What can we do? Increase access to quality health services, health information, and preventive care. Access to primary care reduces health inequalities and health-care costs by decreasing the need for expensive and unnecessary specialized care. One way to do this is to let Arkansas nurse practitioners (NPs) practice to the full extent of their education and training. The National Academy of Medicine (2010), National Governors Association (2012), and Federal Trade Commission (2014) all support this proposal. All of these organizations have careful studies pointing toward the clear benefits of removing costly restrictions. This is not a radical idea. In 2017, 22 other states and the District of Columbia allowed NPs full practice authority, which includes the ability to legally provide primary-care services. Nurse practitioners are registered nurses with either a master’s or a doctorate in nursing who practice in ambulatory, acute, or long-term care as primary and/or specialty providers. Right now, they are hamstrung by rules requiring them to work under a supervising physician.
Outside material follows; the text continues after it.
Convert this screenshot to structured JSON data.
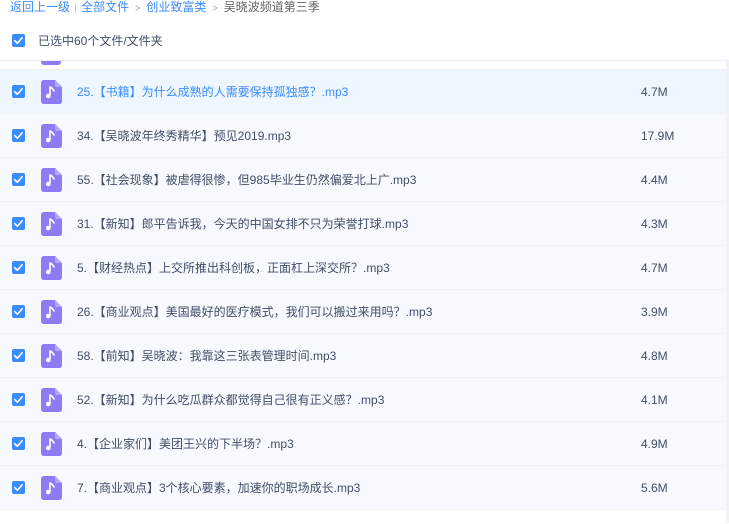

Our state regulations require NPs to be in a complicated and expensive collaborative agreement with a physician before they can provide services they are educated and trained to provide.”

You can read the entire op-ed here.

Mitchell spoke before both the House and Senate Public Health, Welfare, and Labor committees on February 20 and February 26, 2019 about the need for increased scope of practice for nurse practitioners in Arkansas.

Members of the Senate Public Health, Welfare and Labor committee considered Senate Bill 189 sponsored by Senator Dave Wallace. You can watch the livestream of the committee meeting here. Members of the House Public Health, Welfare and Labor committee considered House Bill 1282 sponsored by Representative Robin Lundstrum. You can watch the livestream of the committee meeting here.

Both bills failed narrowly in committee but increasing awareness about this issue may bring positive changes in the future.  For more of ACRE’s research on nurse practitioners, check out our labor market regulation page.

Mitchell is also the co-author with Jordan Pfaff and Zachary Helms of an ACRE Policy Brief entitled Solving Arkansas’s Primary Care Problems by Empowering Nurse Practitioners.